In November, the Office of Hawaiian Affairs published Mana Lāhui Kānaka, a multidimensional study of mana: what it is, how to articulate it, and how to access and cultivate it in order to uplift our lāhui. The book shared mana‘o from community contributors, including Halealoha Ayau, on using culture and traditional knowledge as a foundation for how we advance in the world today.
I put together a crew, and we sailed to the island of Nihoa first, and then Mokumanamana second. But, as we were approaching Nihoa – I don’t know how far offshore we were, several miles – because it was November, it was north swell season and you could already hear the waves pounding the shoreline.
It was very powerful, it was very spooky because the U.S. Fish and Wildlife Service sent a representative, and we had to sign a contract that that person was authorized to decide whether or not to allow us access on to the island for purposes of reburial. If it was too rough, it was too dangerous, he had the authority to say no.
As we got closer to the island, he was already saying no, we couldn’t. Tensions were running high, everybody was uptight because here we are – I mean you could just see this huge white ring around the island. That’s how rough the water was and how loud the pounding was as we go closer.
As I was looking at the island, I kept noticing right above our mast the sky is just filled with ‘iwa birds. You know, all kinds of birds, but the majority of them were ‘iwa birds. And one of the ‘iwa birds drops down – it was a real big one – and it’s hovering right above our mast. And I don’t know why but I kept looking back at it, kept looking back at it, and one time I turned and looked at it and it was just hovering.
And the bird just turned and looked at me and I instantly saw the face of Uncle Parly Kanakaole who had just passed away. And right then and there I knew that we would just be fine, that we were safe, we were in good hands, and that we were welcomed to do what we had to do: to mālama these iwi kūpuna. And the rest of the day went like clockwork, everything worked well, Uncle Les Kuloloio and Lōpaka ‘Aiwohi got us into the ocean safely, got us on land. We did what we needed to do, what we were trained to do, and we put those kūpuna down, and we left there safely.

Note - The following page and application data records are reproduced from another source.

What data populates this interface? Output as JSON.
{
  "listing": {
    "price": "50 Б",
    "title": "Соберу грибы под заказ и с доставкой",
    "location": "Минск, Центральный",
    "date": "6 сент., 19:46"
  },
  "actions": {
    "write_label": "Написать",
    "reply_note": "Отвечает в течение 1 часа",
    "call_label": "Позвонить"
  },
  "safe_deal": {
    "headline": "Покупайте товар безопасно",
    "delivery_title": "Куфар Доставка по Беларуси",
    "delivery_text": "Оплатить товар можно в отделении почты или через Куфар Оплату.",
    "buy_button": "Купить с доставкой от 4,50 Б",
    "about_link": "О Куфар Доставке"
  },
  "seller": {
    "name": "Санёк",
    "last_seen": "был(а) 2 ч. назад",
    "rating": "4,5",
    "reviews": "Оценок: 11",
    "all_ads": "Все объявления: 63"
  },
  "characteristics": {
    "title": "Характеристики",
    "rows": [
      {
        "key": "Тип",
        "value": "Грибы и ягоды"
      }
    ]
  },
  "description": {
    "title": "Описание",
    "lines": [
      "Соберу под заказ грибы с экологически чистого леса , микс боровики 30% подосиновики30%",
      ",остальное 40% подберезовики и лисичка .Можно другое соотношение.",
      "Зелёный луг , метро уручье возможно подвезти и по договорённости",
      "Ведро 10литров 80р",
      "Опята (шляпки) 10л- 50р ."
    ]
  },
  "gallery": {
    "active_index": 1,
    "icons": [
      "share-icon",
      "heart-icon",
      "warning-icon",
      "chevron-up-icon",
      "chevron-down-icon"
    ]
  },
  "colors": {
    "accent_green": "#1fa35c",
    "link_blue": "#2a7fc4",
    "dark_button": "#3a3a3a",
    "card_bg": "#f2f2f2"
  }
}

The lesson from that is mana is about connections. And mana is all that Hawaiian people are. It’s that thing that connects all living things, as well as all things that have already gone. And it’s that connection of things through time. So when I saw Uncle Parly’s face, I knew that we would be safe, there was instant courage. There was instant clarity of thought, there was instant confidence in our skill set, and that we’d be just fine.
So for me, out of the many mana moments I’ve had the privilege of experiencing, that was the one that came to mind.
Tap into your mana by downloading a free copy of Mana Lāhui Kānaka at oha.org/mana.